Health Maintenance Organizations (HMOs) and Preferred Provider Organizations (PPOs) are the most popular plans among Medicare Advantage.
An HMO, or Health Maintenance Organization, has a closed provider network. You’ll have to select one primary provider for most of your healthcare needs. HMOs may require you to get a referral for more severe injuries or illnesses.
PPOs, or Preferred Provider Organizations, allow you to see any doctor, but staying in your network you will save you money. Additionally, they don’t require referrals and like HMOs, they often cover Part D supplements.
Medicare Advantage plans have one monthly premium. There is no hassle with sending payments for multiple plans. Some MA plans may offer a lower deductible in exchange for a higher monthly premium. This is a great option for healthy seniors. With MA plans, you only pay for the services you use rather than paying a higher upfront cost.
Pros and Cons of Medicare Advantage

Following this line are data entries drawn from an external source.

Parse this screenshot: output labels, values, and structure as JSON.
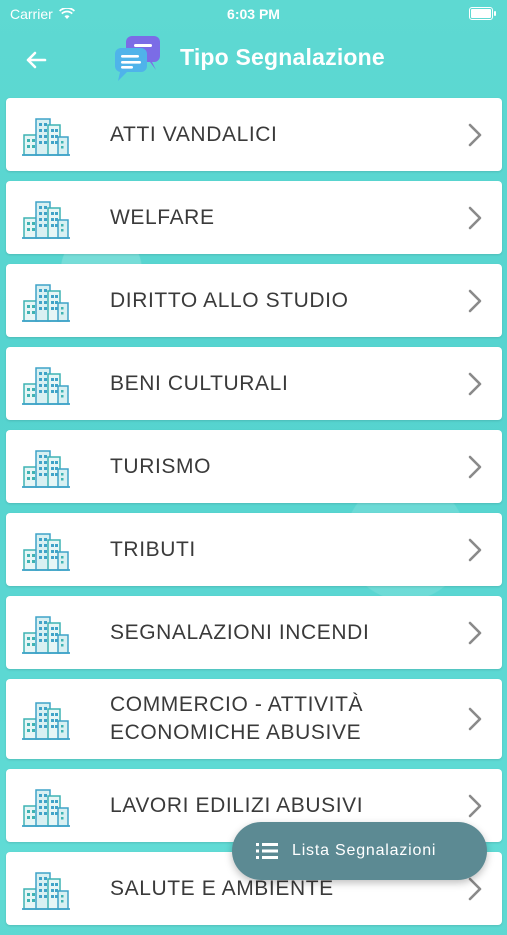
{
  "status_bar": {
    "carrier": "Carrier",
    "time": "6:03 PM"
  },
  "header": {
    "title": "Tipo Segnalazione",
    "back_icon": "arrow-left-icon",
    "logo_icon": "chat-bubbles-icon"
  },
  "categories": [
    {
      "label": "ATTI VANDALICI"
    },
    {
      "label": "WELFARE"
    },
    {
      "label": "DIRITTO ALLO STUDIO"
    },
    {
      "label": "BENI CULTURALI"
    },
    {
      "label": "TURISMO"
    },
    {
      "label": "TRIBUTI"
    },
    {
      "label": "SEGNALAZIONI INCENDI"
    },
    {
      "label_line1": "COMMERCIO - ATTIVITÀ",
      "label_line2": "ECONOMICHE ABUSIVE"
    },
    {
      "label": "LAVORI EDILIZI ABUSIVI"
    },
    {
      "label": "SALUTE E AMBIENTE"
    }
  ],
  "fab": {
    "label": "Lista Segnalazioni",
    "icon": "list-icon"
  },
  "colors": {
    "background": "#5ed9d2",
    "card": "#ffffff",
    "fab": "#5c8a93",
    "text": "#3a3a3a"
  }
}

Why Medicare Advantage Plans are Awesome
Premiums: KFF reported that half of Medicare Advantage beneficiaries in 2019 pay no premium at all, and most others pay between $20 and $100.
Out-of-pocket Max: Although you pay a premium with both Original Medicare and Medicare Advantage, MA plans may offer a lower deductible in exchange for a higher monthly premium. Also, MA plans have a limit for your out-of-pocket costs, saving you even more in the long run!

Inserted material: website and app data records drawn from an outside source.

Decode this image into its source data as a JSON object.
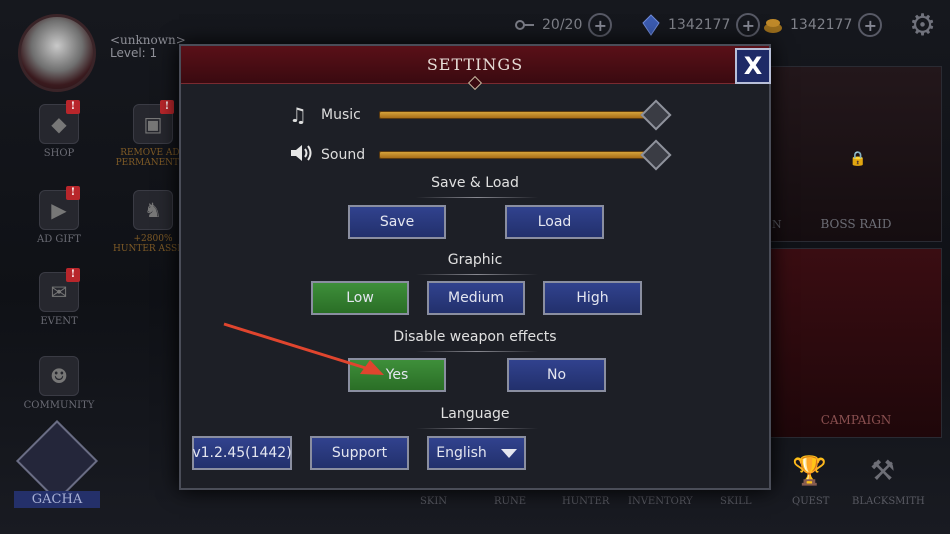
{
  "player": {
    "name": "<unknown>",
    "level": "Level: 1"
  },
  "resources": [
    {
      "icon": "key-icon",
      "value": "20/20"
    },
    {
      "icon": "crystal-icon",
      "value": "1342177"
    },
    {
      "icon": "gold-icon",
      "value": "1342177"
    }
  ],
  "sidebar": [
    {
      "label": "SHOP",
      "icon": "diamond-icon"
    },
    {
      "label": "REMOVE ADS PERMANENTLY",
      "icon": "chest-icon"
    },
    {
      "label": "AD GIFT",
      "icon": "video-icon"
    },
    {
      "label": "HUNTER ASSIST",
      "icon": "hunter-icon",
      "extra": "+2800%"
    },
    {
      "label": "EVENT",
      "icon": "gift-icon"
    },
    {
      "label": "COMMUNITY",
      "icon": "community-icon"
    }
  ],
  "gacha": {
    "label": "GACHA"
  },
  "right_panels": {
    "boss_raid": "BOSS RAID",
    "campaign": "CAMPAIGN",
    "partial": "N"
  },
  "bottom_nav": [
    "SKIN",
    "RUNE",
    "HUNTER",
    "INVENTORY",
    "SKILL",
    "QUEST",
    "BLACKSMITH"
  ],
  "dialog": {
    "title": "SETTINGS",
    "close_label": "X",
    "music": {
      "label": "Music",
      "level": 1.0
    },
    "sound": {
      "label": "Sound",
      "level": 1.0
    },
    "save_load": {
      "title": "Save & Load",
      "save": "Save",
      "load": "Load"
    },
    "graphic": {
      "title": "Graphic",
      "low": "Low",
      "medium": "Medium",
      "high": "High",
      "selected": "Low"
    },
    "weapon_effects": {
      "title": "Disable weapon effects",
      "yes": "Yes",
      "no": "No",
      "selected": "Yes"
    },
    "language": {
      "title": "Language",
      "version": "v1.2.45(1442)",
      "support": "Support",
      "selected": "English"
    }
  },
  "colors": {
    "accent_red": "#5a1018",
    "button_blue": "#31428e",
    "button_green": "#3e8f3a",
    "slider_gold": "#d6a23a",
    "arrow": "#e0452e"
  }
}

Prescription Drugs: Prescription drug coverage is often included in Medicare Advantage plans. This allows you to bundle your health coverage – saving you money and creating more convenience for you!
Unexpected Benefits: Some Medicare Advantage plans even include cool benefits like gym memberships!
Flexibility: There is a broad range of Medicare Advantage plans out there, so you may be able to choose between a few options to get the one that’s right for you.
Why Some People Don’t Like Medicare Advantage Plans
Limited Networks: There is usually no nationwide coverage with Medicare Advantage plans. This can be an issue if you frequently travel within the US. Additionally, your network may require that you only see specialists that your doctor refers you to.
Price Fluctuation: The specifics of your Medicare Advantage plan varies per provider. You may still be required to pay copays and coinsurance fees. Additionally, your Medicare premiums and copayments may change each year.
Medicare Advantage vs. Medigap
When comparing Medicare Advantage vs Medigap, it’s easy to get confused. Medigap can only be purchased alongside Original Medicare. You cannot have a Medicare Advantage and Medigap plan at the same time. Medigap plans cost an additional monthly Medicare premium, but they help fill the cost gaps in coverage – this means less out of pocket costs for you.
Medicare Advantage vs Medigap prices can vary. If this is something you’re interested in, it’s important to compare policies.
Difference Between Medicare and Medicare Advantage
What is the difference between Medicare and Medicare Advantage? It is easy to confuse the two. The main difference is that while Original Medicare is the federal program, Medicare Advantage plans are privately owned. Medicare Advantage plans still have to follow all the rules determined by CMS (Centers for Medicare and Medicaid Services), but they are able to offer benefits that the federal program cannot. med
How to get Medicare Advantage
Does a Medicare Advantage plan look attractive to you? Did we grab your attention? AEP is coming soon!
From October 15 to December 7, anyone with Medicare can make changes to their plans. If you’re interested in purchasing a Medicare Advantage plan or hearing more about how to get covered, complete this form or call us at 833-438-3676 to arrange a free, no-obligation appointment with an agent and get covered today.
*This blog was originally published on September 20, 2018, and updated on July 28, 2019.